### [Records for processing]
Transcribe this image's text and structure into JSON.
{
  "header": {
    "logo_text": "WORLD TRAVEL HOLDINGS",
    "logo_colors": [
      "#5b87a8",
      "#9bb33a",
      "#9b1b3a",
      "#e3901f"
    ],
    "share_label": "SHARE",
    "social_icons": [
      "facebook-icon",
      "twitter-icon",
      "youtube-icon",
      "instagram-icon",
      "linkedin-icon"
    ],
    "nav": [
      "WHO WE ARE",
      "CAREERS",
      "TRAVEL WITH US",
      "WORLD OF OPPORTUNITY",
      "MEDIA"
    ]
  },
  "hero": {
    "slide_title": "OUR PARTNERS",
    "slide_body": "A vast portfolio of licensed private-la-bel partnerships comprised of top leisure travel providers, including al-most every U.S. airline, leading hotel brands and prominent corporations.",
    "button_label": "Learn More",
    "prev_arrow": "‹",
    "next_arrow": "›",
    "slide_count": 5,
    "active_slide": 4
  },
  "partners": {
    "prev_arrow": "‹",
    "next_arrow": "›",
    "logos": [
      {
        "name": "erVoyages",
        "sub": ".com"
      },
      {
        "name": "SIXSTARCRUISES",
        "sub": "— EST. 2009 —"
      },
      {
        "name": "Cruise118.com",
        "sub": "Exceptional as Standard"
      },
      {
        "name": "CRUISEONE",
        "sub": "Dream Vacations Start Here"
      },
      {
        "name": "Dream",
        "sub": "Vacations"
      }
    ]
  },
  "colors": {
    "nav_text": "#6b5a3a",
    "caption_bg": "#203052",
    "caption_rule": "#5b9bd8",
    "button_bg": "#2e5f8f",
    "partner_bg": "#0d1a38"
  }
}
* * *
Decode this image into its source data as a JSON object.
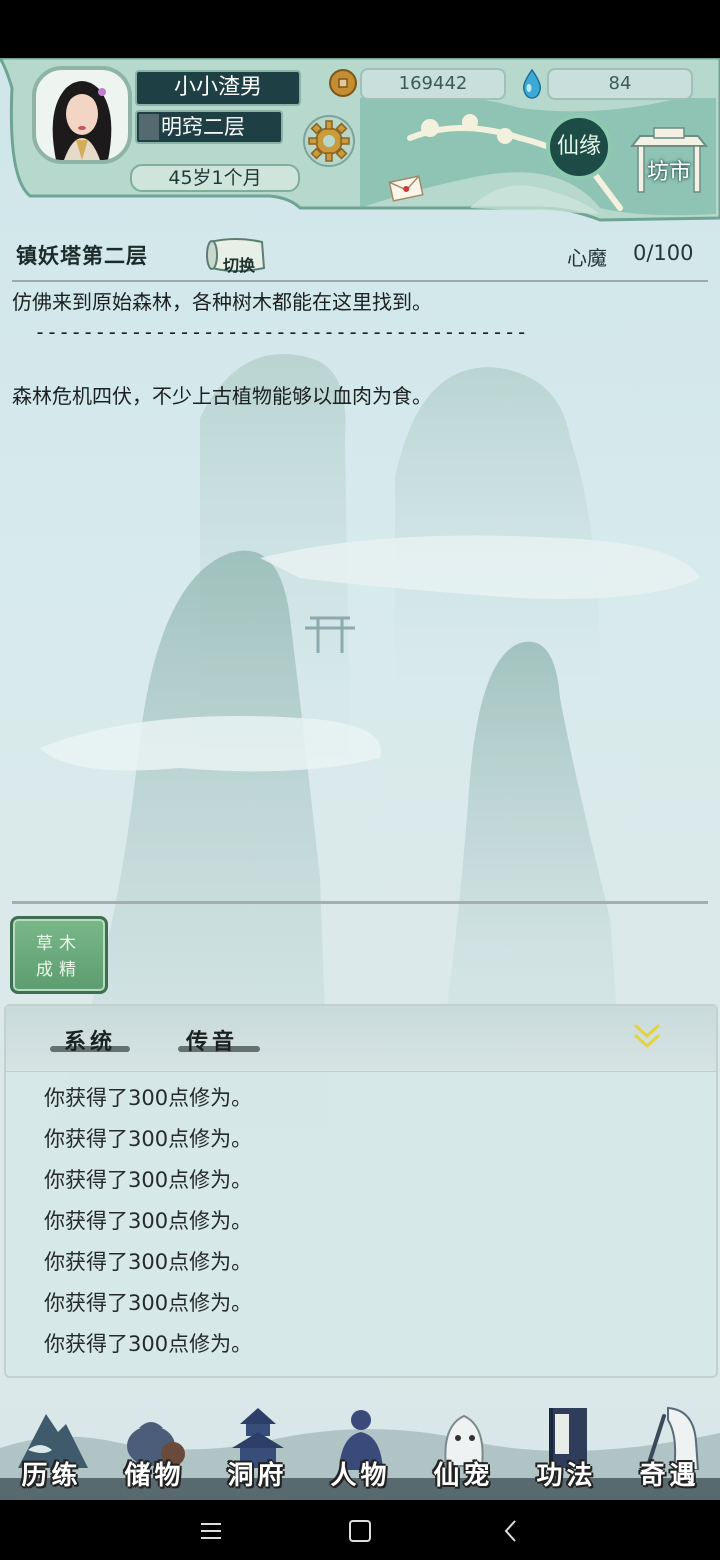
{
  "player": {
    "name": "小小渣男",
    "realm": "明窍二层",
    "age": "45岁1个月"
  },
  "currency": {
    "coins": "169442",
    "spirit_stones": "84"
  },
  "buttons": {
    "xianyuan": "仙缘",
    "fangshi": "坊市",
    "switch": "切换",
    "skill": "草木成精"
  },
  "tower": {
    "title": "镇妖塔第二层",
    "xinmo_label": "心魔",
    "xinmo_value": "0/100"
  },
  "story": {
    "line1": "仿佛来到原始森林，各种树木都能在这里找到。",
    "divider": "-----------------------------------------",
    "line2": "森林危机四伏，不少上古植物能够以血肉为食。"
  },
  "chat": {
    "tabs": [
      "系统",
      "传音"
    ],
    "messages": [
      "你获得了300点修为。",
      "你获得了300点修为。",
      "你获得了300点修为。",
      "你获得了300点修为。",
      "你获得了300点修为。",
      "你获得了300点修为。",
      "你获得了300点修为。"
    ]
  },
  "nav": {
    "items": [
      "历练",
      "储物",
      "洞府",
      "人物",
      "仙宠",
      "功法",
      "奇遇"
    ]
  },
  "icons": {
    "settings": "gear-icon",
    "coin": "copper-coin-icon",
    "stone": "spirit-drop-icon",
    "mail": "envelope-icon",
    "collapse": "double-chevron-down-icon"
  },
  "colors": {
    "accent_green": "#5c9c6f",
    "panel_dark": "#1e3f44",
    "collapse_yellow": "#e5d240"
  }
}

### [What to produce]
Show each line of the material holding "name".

### [Exercise answer]
        "name": "erVoyages",
        "name": "SIXSTARCRUISES",
        "name": "Cruise118.com",
        "name": "CRUISEONE",
        "name": "Dream",
    "name": "小小渣男",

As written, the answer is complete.